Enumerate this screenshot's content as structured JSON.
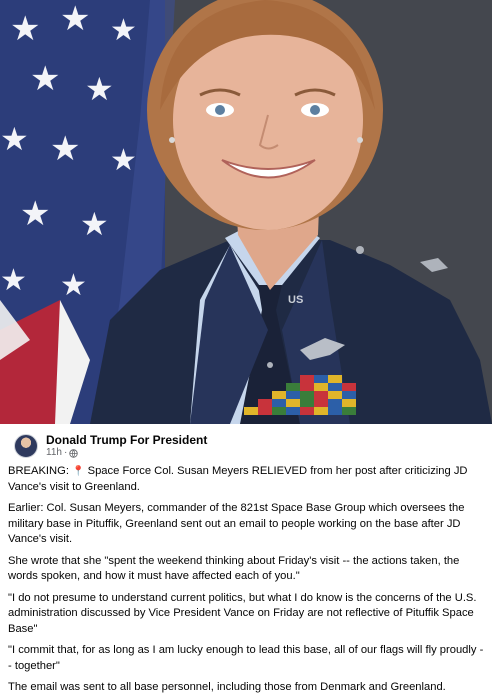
{
  "post": {
    "author": "Donald Trump For President",
    "time": "11h",
    "dot": "·",
    "paragraphs": {
      "p1_before": "BREAKING: ",
      "p1_emoji": "📍",
      "p1_after": " Space Force Col. Susan Meyers RELIEVED from her post after criticizing JD Vance's visit to Greenland.",
      "p2": "Earlier: Col. Susan Meyers, commander of the 821st Space Base Group which oversees the military base in Pituffik, Greenland sent out an email to people working on the base after JD Vance's visit.",
      "p3": "She wrote that she \"spent the weekend thinking about Friday's visit -- the actions taken, the words spoken, and how it must have affected each of you.\"",
      "p4": "\"I do not presume to understand current politics, but what I do know is the concerns of the U.S. administration discussed by Vice President Vance on Friday are not reflective of Pituffik Space Base\"",
      "p5": "\"I commit that, for as long as I am lucky enough to lead this base, all of our flags will fly proudly -- together\"",
      "p6": "The email was sent to all base personnel, including those from Denmark and Greenland."
    }
  },
  "photo": {
    "uniform_tag": "US"
  },
  "colors": {
    "flag_blue": "#2c3d7a",
    "flag_red": "#b3273a",
    "uniform": "#1f2a44",
    "shirt": "#c6d6ec",
    "hair": "#b07548",
    "skin": "#e7b49a"
  },
  "icons": {
    "globe": "globe-icon",
    "avatar": "avatar"
  }
}
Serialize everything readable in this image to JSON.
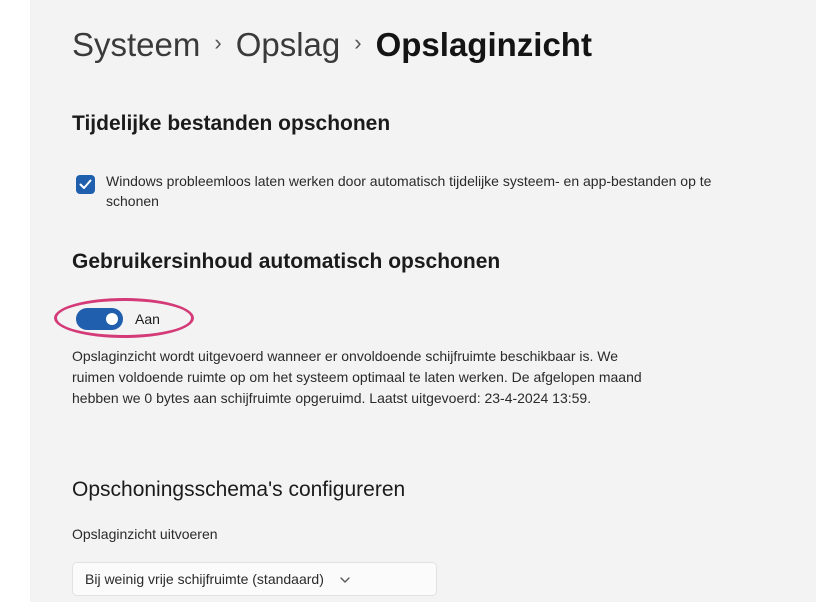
{
  "breadcrumb": {
    "items": [
      "Systeem",
      "Opslag"
    ],
    "separator": "›",
    "current": "Opslaginzicht"
  },
  "temp_files": {
    "heading": "Tijdelijke bestanden opschonen",
    "checkbox_label": "Windows probleemloos laten werken door automatisch tijdelijke systeem- en app-bestanden op te schonen",
    "checked": true
  },
  "user_content": {
    "heading": "Gebruikersinhoud automatisch opschonen",
    "toggle_label": "Aan",
    "toggle_on": true,
    "description": "Opslaginzicht wordt uitgevoerd wanneer er onvoldoende schijfruimte beschikbaar is. We ruimen voldoende ruimte op om het systeem optimaal te laten werken. De afgelopen maand hebben we 0 bytes aan schijfruimte opgeruimd. Laatst uitgevoerd: 23-4-2024 13:59."
  },
  "schedule": {
    "heading": "Opschoningsschema's configureren",
    "field_label": "Opslaginzicht uitvoeren",
    "dropdown_value": "Bij weinig vrije schijfruimte (standaard)"
  },
  "colors": {
    "accent": "#1f5fae",
    "highlight_ring": "#d43a78"
  },
  "icons": {
    "checkbox": "checkmark-icon",
    "dropdown": "chevron-down-icon"
  }
}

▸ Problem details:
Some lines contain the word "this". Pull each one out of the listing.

▸ Result:
Enumerate this screenshot's content as structured JSON.
      "p5": "\"I commit that, for as long as I am lucky enough to lead this base, all of our flags will fly proudly -- together\"",
Serialize everything readable in this image to JSON.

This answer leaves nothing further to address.